=== YOUR INSTRUCTIONS ===
From the records, pick out and copy each line containing "desc".

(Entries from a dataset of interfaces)

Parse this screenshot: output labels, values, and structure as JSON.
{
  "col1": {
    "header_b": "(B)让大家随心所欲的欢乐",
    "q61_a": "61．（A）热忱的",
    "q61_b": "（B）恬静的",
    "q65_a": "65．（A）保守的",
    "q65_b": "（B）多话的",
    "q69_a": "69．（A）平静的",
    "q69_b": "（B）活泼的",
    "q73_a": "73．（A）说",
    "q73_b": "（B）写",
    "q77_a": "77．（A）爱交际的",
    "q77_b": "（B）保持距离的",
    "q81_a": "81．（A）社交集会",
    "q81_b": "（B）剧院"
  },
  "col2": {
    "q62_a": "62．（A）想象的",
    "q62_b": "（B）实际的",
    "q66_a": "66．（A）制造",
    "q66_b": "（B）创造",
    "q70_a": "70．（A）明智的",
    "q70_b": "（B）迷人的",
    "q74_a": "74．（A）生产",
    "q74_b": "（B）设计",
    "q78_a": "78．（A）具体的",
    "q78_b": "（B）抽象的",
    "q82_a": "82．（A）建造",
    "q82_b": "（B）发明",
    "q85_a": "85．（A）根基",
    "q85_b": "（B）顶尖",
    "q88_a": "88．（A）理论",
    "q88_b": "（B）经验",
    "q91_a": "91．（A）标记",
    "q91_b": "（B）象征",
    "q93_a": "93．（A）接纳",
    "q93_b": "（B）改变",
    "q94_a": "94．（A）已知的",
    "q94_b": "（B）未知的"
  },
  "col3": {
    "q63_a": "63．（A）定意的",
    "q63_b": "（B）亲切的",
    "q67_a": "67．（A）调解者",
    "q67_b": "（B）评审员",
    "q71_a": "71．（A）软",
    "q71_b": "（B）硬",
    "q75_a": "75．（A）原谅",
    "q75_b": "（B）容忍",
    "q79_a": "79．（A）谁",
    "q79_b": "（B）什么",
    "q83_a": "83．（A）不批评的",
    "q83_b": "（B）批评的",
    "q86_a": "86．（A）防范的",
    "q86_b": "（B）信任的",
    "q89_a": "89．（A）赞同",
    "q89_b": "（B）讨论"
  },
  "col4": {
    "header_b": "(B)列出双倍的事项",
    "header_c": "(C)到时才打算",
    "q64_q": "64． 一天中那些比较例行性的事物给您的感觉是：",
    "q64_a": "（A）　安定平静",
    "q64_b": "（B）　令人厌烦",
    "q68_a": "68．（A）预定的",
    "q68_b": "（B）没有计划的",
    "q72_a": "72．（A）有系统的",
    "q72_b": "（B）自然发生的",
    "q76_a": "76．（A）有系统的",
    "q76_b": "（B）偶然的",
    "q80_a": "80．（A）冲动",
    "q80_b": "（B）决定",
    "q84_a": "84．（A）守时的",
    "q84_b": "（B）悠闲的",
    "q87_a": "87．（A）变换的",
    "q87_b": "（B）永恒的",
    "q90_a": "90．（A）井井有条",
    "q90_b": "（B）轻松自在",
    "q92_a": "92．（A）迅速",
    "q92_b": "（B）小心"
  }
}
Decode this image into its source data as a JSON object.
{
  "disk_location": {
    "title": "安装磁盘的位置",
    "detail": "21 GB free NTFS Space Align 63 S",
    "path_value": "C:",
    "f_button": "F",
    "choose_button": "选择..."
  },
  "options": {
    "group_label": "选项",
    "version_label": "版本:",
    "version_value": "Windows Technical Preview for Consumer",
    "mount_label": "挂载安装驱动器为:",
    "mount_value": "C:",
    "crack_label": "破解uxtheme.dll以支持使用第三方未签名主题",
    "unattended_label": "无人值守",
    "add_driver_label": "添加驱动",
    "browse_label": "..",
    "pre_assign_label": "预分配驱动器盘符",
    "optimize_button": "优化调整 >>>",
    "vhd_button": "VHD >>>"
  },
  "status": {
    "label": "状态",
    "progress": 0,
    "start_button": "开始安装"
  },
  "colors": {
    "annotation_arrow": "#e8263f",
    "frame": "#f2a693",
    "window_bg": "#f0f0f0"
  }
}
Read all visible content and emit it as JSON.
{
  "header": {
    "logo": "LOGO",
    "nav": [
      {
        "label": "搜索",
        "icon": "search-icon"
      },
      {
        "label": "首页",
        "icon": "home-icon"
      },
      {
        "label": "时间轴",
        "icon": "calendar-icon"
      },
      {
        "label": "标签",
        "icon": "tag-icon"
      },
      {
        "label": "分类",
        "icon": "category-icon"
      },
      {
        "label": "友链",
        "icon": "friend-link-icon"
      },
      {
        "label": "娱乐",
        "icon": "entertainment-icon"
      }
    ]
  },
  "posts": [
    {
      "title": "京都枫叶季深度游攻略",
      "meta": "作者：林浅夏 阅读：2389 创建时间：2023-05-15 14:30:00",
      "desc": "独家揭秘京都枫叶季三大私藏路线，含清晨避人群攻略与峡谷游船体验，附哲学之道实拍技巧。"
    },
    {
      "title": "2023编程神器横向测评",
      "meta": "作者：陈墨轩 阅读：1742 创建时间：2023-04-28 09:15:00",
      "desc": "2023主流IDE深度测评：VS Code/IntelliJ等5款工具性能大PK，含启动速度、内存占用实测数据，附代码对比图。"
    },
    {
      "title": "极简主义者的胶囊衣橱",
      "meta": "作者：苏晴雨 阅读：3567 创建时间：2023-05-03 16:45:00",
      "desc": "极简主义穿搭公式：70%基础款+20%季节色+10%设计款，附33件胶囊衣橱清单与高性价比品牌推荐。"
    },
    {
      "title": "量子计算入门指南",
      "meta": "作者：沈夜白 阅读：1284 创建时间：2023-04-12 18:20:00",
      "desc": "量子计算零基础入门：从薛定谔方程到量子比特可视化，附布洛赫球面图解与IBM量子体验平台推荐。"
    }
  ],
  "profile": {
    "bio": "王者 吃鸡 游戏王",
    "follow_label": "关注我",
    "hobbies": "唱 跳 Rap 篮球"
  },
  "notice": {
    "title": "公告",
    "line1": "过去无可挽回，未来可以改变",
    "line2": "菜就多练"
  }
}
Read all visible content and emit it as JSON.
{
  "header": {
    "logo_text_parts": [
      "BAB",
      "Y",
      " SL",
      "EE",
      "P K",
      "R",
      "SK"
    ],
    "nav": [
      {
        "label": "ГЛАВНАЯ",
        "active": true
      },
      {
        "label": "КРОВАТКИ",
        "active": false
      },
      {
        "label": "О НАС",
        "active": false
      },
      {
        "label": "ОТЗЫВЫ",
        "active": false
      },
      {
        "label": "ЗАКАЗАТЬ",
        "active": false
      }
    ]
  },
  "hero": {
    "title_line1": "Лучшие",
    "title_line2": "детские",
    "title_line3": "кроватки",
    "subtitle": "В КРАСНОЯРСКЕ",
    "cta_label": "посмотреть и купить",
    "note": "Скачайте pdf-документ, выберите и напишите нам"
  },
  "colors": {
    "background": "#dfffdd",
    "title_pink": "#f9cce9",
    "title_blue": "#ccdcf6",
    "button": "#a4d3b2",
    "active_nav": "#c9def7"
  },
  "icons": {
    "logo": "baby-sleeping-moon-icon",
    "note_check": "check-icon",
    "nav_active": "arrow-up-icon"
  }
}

=== PROBLEM SOLUTION ===
      "desc": "独家揭秘京都枫叶季三大私藏路线，含清晨避人群攻略与峡谷游船体验，附哲学之道实拍技巧。"
      "desc": "2023主流IDE深度测评：VS Code/IntelliJ等5款工具性能大PK，含启动速度、内存占用实测数据，附代码对比图。"
      "desc": "极简主义穿搭公式：70%基础款+20%季节色+10%设计款，附33件胶囊衣橱清单与高性价比品牌推荐。"
      "desc": "量子计算零基础入门：从薛定谔方程到量子比特可视化，附布洛赫球面图解与IBM量子体验平台推荐。"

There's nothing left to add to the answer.